== Records provided
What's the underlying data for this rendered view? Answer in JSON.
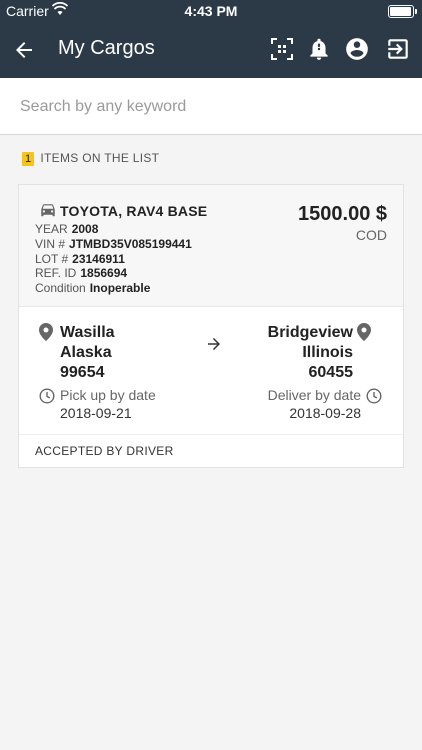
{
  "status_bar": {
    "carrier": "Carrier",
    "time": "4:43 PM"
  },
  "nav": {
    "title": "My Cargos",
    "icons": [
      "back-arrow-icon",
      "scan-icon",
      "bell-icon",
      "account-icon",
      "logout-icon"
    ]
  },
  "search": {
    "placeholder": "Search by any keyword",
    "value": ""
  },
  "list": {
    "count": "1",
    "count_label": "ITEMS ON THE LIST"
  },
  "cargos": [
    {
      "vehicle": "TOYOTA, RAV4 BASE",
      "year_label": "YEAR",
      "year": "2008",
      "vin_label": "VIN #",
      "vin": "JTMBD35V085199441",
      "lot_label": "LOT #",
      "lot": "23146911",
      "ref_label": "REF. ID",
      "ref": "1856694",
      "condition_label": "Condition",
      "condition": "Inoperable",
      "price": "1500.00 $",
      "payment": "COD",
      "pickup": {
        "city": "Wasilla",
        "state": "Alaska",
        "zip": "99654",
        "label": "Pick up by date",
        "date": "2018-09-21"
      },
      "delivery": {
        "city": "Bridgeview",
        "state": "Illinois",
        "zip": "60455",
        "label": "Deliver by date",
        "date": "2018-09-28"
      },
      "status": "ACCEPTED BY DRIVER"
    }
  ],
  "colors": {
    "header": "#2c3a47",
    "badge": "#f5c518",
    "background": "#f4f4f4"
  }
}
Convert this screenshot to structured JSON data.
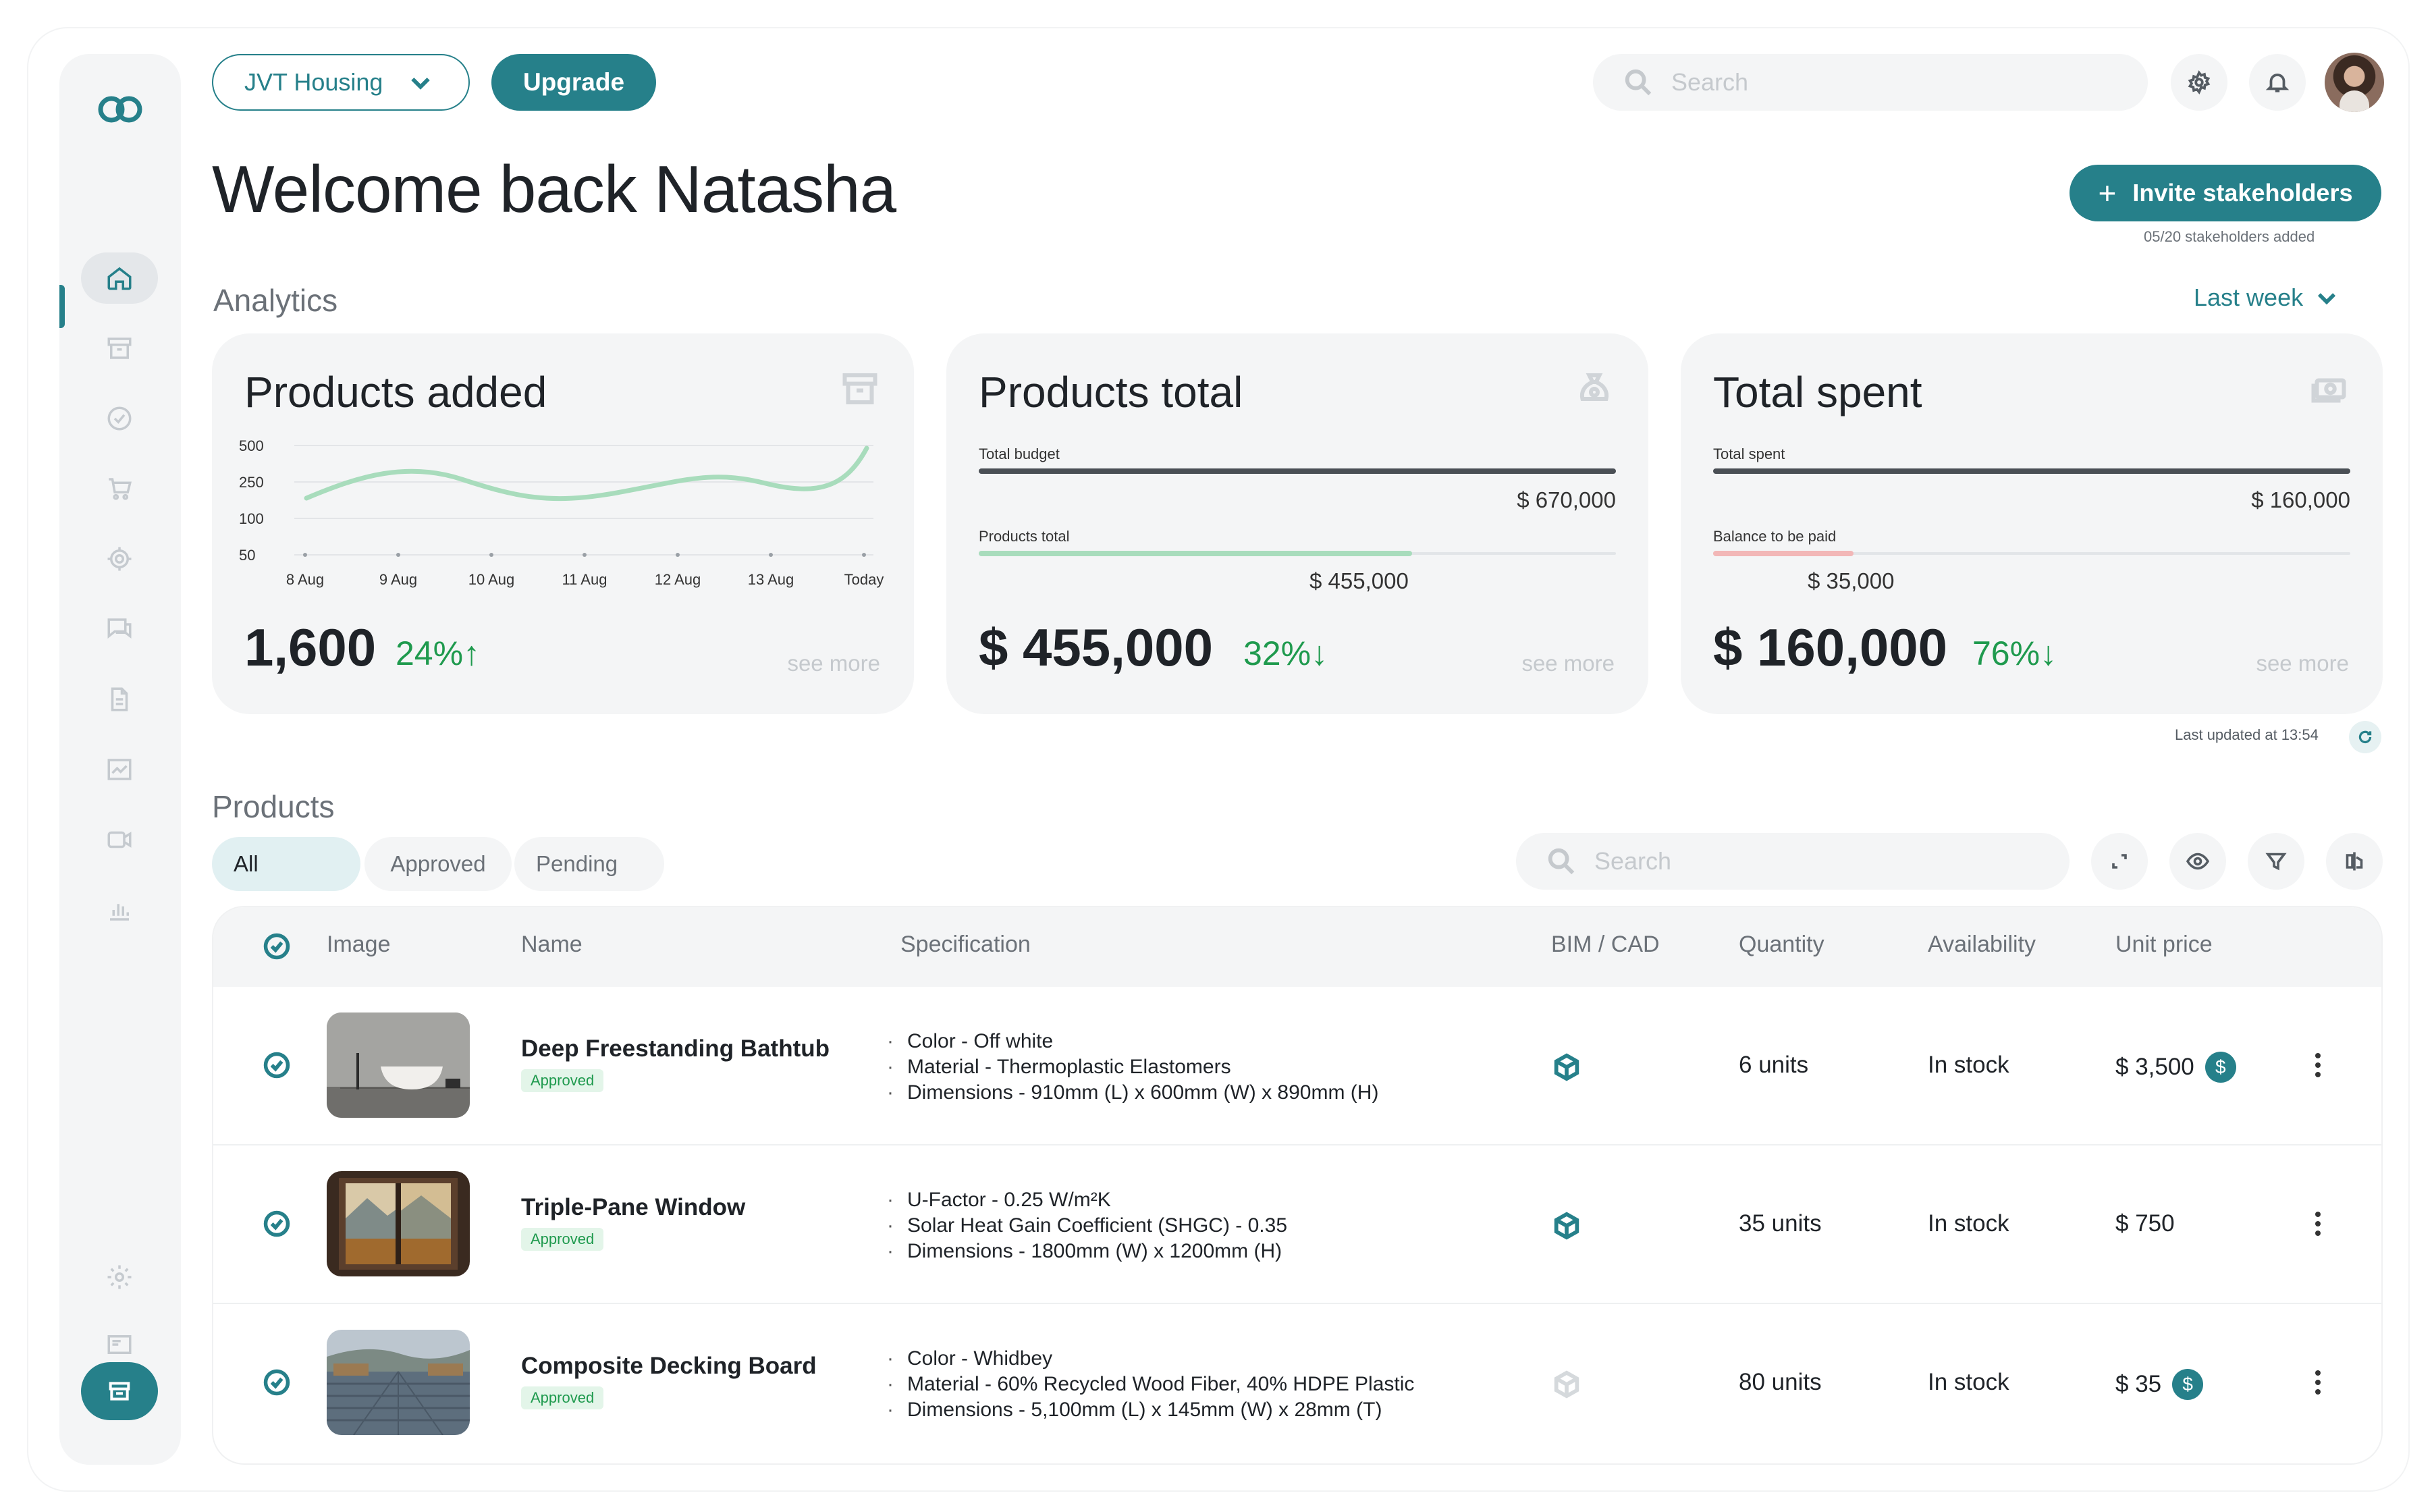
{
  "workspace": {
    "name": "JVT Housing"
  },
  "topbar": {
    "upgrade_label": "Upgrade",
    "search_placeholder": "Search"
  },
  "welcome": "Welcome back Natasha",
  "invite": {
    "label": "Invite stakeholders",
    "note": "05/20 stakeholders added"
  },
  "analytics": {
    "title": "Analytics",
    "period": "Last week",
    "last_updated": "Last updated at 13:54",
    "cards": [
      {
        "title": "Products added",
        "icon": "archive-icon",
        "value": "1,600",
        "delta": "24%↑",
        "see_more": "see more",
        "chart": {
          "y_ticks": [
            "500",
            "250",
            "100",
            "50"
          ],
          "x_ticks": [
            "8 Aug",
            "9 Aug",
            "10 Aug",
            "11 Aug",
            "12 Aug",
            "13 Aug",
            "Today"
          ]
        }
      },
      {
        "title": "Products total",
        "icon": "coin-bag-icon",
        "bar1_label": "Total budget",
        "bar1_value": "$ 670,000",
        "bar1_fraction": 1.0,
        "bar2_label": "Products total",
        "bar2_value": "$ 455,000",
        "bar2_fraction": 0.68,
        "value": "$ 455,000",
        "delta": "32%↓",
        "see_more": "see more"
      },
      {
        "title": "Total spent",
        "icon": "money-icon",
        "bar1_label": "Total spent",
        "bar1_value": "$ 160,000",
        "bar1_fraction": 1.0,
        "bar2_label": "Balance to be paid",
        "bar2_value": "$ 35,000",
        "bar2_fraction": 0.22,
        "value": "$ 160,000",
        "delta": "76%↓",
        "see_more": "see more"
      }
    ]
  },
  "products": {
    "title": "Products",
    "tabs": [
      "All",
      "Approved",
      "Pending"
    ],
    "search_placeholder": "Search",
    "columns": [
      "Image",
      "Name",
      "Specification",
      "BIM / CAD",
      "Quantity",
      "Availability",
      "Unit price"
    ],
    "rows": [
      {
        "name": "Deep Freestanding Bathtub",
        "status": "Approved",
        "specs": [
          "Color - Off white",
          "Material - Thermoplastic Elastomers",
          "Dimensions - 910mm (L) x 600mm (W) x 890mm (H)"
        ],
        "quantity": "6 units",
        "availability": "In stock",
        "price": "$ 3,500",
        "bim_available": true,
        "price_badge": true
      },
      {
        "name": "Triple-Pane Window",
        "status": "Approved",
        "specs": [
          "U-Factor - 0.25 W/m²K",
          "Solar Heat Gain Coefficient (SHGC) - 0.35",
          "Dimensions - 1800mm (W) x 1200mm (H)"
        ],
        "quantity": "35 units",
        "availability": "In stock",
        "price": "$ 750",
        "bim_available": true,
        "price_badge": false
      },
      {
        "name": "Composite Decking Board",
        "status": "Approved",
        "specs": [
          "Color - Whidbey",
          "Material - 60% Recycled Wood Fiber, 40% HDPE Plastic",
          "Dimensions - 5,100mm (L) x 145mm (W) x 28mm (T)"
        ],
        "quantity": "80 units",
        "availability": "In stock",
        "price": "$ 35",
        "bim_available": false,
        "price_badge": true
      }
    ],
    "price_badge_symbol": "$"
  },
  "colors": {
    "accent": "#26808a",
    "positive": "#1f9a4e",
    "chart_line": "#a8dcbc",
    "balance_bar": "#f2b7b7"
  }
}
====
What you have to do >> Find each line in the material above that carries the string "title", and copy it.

Result below >>
    "title": "My Cargos",
    "title": "Analytics",
        "title": "Products added",
        "title": "Products total",
        "title": "Total spent",
    "title": "Products",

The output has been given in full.